What's the difference between Polymer's Shadow DOM and React's Virtual DOM?
I used to think both of them are same until I read a discussion thread recently. What are the basic differences between both?
In a nutshell - they are different solutions for solving different problems developed by different companies.
Shadow DOM was initially implemented by browser developers to implement encapsulated widgets like HTML 5 slider input element.
As Dimitri Glazkov has described eloquently in this post:
You see, browser developers realized that coding the appearance and behavior of HTML elements completely by hand is a) hard and b) silly. So they sort of cheated.
They created a boundary between what you, the Web developer can reach and what’s considered implementation details, thus inaccessible to you. The browser however, can traipse across this boundary at will. With this boundary in place, they were able to build all HTML elements using the same good-old Web technologies, out of the divs and spans just like you would.
The Shadow DOM spec makes exactly same encapsulation facility available to web developers:
This specification describes a method of combining multiple DOM trees into one hierarchy and how these trees interact with each other within a document, thus enabling better composition of the DOM.
It is not that browser's haven't had other approaches for encapsulation before:
Frames: Frames are heavy and are too isolated - they have their own execution context. Events don't bubble through frame boundaries. While they have their use cases (widgets containing third party content in a site), they are often not suitable for fine grained encapsulation.
Applets/Flash: Require plugins to be installed, require separate toolchains to be developed, plagued with security issues.
Polymer is a reference implementation from Google that works by polyfilling a huge number of DOM apis for legacy browsers. While polymer is quite performant in chrome, do run real world benchmarks if a significant fraction of your users come from other/older browsers.
Virtual DOM is a solution for expensive layout recomputation and browser reflow that happens when the DOM gets mutated. While mutations themselves are not too expensive, successive reflows on multiple mutations can add up to a poor user experience - especially for highly interactive/dynamic web applications.
React (the original pioneer of virtual dom)
React is a component oriented UI library that utilizes virtual DOM. It is proven in large scale codebases and allows you drop down to direct DOM manipulation without too much hassle for performance critical components.
React creates a tree data structure that maps to the DOM hierarchy and allows developers to write their code as if the entire component hierarchy was being re-rendered on every action.

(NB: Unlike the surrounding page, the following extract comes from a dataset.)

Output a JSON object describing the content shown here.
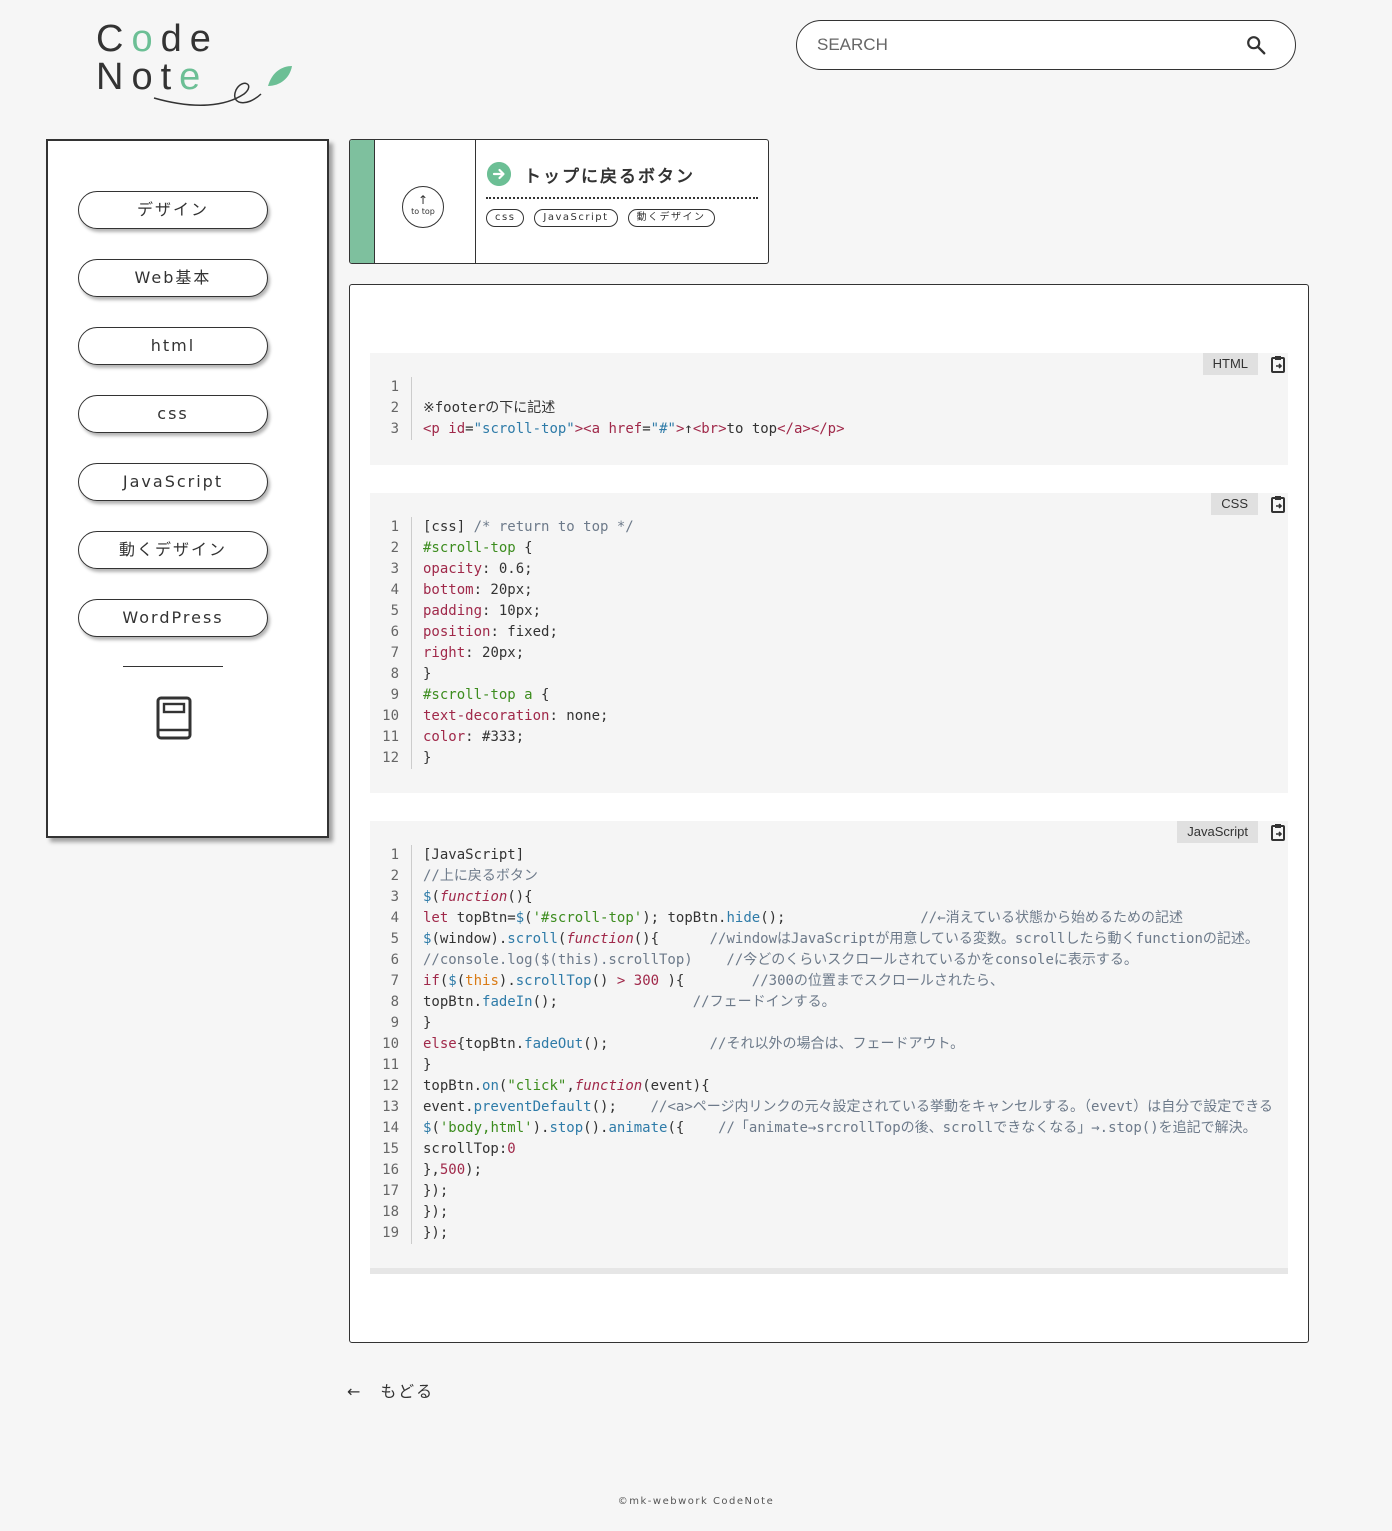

However these re-renderings are processed as mutations in the virtual dom (the virtual term indicates that any native api provided by the host environment - browser is not in use here) which are asynchronously applied in batch wise fashion to the DOM, thereby avoiding reflows.

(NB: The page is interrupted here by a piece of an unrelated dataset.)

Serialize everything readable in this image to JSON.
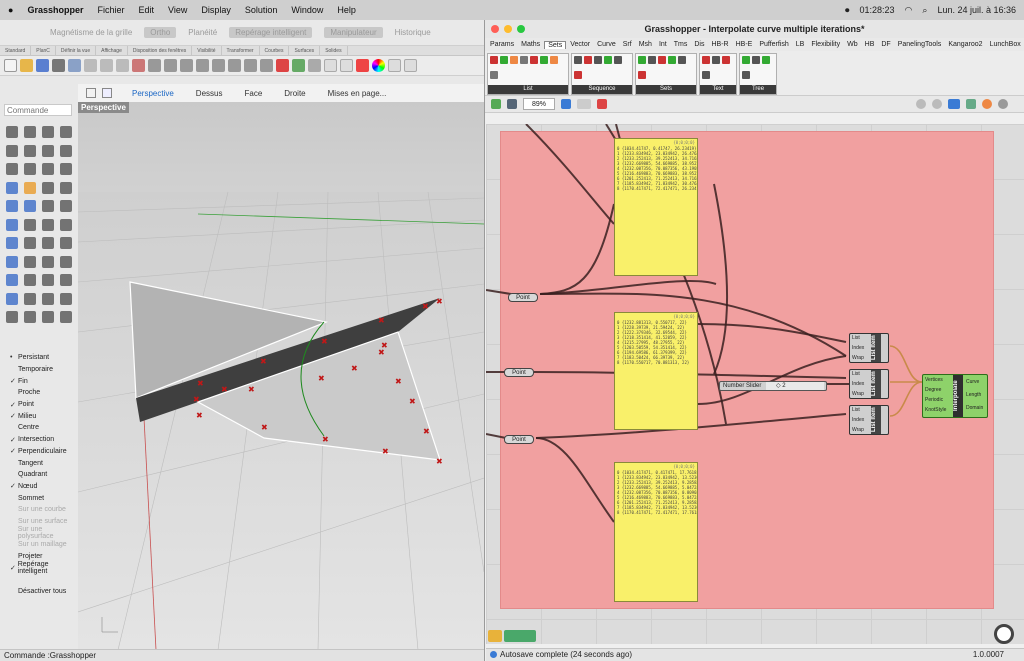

React aims on interoperability with Shadow DOM but does not intend to use shadow DOM as a foundational layer for its component model:
In word of Sebastian Markbage:
We’re not going to use it at all at Facebook. We’re not going to build React on it because there’s a strong model difference – imperative in Web Components to declarative in React. Web Components doesn’t have an idiomatic way to define things like where events go. How do you pass data when everything is a string? We see it more as an interop layer that lets various frameworks talk to each other.
What about the original problem we set out to solve ? Encapsulation.
The component model may provide a great solution for encapsulating DOM sub-trees, it does not provide the isolation that Shadow DOM provides.
The solution for style encapsulation that has become popular in React community is through inline styling. The community has developed tools that make management of inline styling easier - popular solutions include Khan/aphrodite and FormidableLabs/radium
I have personally faced significant friction from other UI developers when proposing inline styles and many teams might find a better tradeoff by adopting strong conventions.
The community has come up with multiple solutions that integrate these technologies more tightly:
With ReactShadow you can apply a Shadow DOM root inside of your component. Under normal React.js conditions, your styles are written inline for style encapsulation – with ReactShadow your styles can now be moved into their rightful place – within CSS documents!
Maple.js is a React webcomponents based framework mixing ES6 with Custom Elements, HTML Imports and Shadow DOM. It has in-built support for SASS and JSX, including a Gulp task for vulcanizing your project.
Personally I haven't worked with the Shadow DOM, but reading through the spec, the Shadow DOM has been created to enable better composition of the DOM:
A method of combining multiple DOM trees into one hierarchy and how these trees interact with each other within a document, thus enabling better composition of the DOM.
TL;DR; The Virtual DOM is an in-memory representation of the actual DOM whereas the Shadow DOM is an HTML5 specification created to enable better composition of the DOM.